__What this task involves__
Your response should be every line from the entries that includes the string "column".

__Information given__
---------------

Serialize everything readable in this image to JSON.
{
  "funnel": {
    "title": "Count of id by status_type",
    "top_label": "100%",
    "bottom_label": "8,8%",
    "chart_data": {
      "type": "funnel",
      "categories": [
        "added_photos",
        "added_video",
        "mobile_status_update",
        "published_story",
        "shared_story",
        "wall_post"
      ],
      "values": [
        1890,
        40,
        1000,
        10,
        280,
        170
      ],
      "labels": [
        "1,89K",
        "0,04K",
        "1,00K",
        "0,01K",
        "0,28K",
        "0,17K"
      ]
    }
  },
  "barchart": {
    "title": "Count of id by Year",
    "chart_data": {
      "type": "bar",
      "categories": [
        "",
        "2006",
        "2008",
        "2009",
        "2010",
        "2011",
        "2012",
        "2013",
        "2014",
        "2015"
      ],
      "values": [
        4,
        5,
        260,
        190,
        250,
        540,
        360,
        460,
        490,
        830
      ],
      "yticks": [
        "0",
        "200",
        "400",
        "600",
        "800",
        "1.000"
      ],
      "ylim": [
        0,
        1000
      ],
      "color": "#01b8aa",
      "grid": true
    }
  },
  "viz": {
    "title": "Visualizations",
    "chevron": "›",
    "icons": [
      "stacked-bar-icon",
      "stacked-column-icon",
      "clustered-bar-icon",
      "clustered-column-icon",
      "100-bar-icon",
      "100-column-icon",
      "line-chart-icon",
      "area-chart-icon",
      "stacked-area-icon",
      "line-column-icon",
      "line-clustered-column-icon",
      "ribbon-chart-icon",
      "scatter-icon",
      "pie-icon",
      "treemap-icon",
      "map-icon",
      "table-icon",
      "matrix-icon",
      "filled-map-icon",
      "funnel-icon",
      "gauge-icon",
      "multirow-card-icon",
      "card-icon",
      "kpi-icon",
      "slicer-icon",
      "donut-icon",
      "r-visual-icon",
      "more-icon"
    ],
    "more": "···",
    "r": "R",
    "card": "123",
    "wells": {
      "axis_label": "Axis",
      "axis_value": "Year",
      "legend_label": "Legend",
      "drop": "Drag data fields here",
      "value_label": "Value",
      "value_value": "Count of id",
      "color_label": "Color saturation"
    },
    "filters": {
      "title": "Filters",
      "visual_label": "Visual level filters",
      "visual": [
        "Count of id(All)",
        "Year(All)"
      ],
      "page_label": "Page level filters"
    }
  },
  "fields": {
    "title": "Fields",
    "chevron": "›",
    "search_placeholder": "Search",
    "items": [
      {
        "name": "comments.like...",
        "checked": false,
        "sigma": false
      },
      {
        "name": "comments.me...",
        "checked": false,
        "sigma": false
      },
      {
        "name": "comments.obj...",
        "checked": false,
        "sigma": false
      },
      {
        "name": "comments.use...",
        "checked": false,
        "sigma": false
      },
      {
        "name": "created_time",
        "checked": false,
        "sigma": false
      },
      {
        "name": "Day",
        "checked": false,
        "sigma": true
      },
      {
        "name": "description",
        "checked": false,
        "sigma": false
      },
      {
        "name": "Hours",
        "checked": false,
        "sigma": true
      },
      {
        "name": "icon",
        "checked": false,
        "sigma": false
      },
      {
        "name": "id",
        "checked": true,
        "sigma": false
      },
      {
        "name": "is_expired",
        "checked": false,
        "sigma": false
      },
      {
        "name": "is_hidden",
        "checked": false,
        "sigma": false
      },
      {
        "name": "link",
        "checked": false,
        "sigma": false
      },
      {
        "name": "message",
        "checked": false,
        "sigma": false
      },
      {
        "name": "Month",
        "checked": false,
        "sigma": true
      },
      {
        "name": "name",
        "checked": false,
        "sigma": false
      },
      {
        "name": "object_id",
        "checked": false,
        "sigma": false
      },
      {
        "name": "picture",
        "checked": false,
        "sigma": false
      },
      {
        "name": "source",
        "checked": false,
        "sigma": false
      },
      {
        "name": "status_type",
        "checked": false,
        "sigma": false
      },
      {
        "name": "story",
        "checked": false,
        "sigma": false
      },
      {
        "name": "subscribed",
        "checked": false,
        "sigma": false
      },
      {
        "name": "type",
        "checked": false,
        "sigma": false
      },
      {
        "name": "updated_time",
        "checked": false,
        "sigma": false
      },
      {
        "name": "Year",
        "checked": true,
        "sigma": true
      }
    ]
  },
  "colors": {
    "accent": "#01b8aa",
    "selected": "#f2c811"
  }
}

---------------

__Solution to the exercise__
      "stacked-column-icon",
      "clustered-column-icon",
      "100-column-icon",
      "line-column-icon",
      "line-clustered-column-icon",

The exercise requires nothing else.